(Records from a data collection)

Segment Open

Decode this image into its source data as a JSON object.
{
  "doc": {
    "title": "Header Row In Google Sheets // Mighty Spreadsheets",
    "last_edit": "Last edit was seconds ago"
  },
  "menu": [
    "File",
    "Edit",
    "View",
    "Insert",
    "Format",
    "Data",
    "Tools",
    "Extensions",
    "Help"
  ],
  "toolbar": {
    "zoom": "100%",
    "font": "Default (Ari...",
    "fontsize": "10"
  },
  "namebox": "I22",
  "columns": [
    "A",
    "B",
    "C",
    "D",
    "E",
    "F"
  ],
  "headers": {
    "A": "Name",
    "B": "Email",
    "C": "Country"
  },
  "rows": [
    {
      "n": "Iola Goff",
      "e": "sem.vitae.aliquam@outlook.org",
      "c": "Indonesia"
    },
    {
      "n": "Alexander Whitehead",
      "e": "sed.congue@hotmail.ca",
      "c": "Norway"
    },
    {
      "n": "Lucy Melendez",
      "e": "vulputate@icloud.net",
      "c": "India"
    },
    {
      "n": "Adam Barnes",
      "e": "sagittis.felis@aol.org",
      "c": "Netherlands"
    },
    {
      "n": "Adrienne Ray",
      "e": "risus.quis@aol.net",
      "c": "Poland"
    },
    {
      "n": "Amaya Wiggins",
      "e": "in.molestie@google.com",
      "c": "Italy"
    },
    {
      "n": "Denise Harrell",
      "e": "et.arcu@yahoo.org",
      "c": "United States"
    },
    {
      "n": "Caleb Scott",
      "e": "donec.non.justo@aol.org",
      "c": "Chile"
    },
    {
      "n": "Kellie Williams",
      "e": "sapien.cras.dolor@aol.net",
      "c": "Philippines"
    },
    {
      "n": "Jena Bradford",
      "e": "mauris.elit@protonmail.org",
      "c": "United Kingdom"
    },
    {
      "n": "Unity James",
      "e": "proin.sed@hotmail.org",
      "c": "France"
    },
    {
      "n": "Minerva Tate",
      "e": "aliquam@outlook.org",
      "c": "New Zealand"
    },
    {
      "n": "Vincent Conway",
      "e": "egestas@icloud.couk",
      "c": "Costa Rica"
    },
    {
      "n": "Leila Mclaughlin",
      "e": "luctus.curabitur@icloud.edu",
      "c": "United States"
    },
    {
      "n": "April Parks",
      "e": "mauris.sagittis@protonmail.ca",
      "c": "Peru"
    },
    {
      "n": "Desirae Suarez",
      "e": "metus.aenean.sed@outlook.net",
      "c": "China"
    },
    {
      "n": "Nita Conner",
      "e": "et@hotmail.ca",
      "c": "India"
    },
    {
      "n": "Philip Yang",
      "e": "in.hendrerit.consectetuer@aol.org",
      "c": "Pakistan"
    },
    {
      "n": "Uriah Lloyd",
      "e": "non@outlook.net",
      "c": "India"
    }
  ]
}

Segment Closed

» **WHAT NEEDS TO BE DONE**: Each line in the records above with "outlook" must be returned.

» **SOLUTION TO THIS TASK**:
      "e": "sem.vitae.aliquam@outlook.org",
      "e": "aliquam@outlook.org",
      "e": "metus.aenean.sed@outlook.net",
      "e": "non@outlook.net",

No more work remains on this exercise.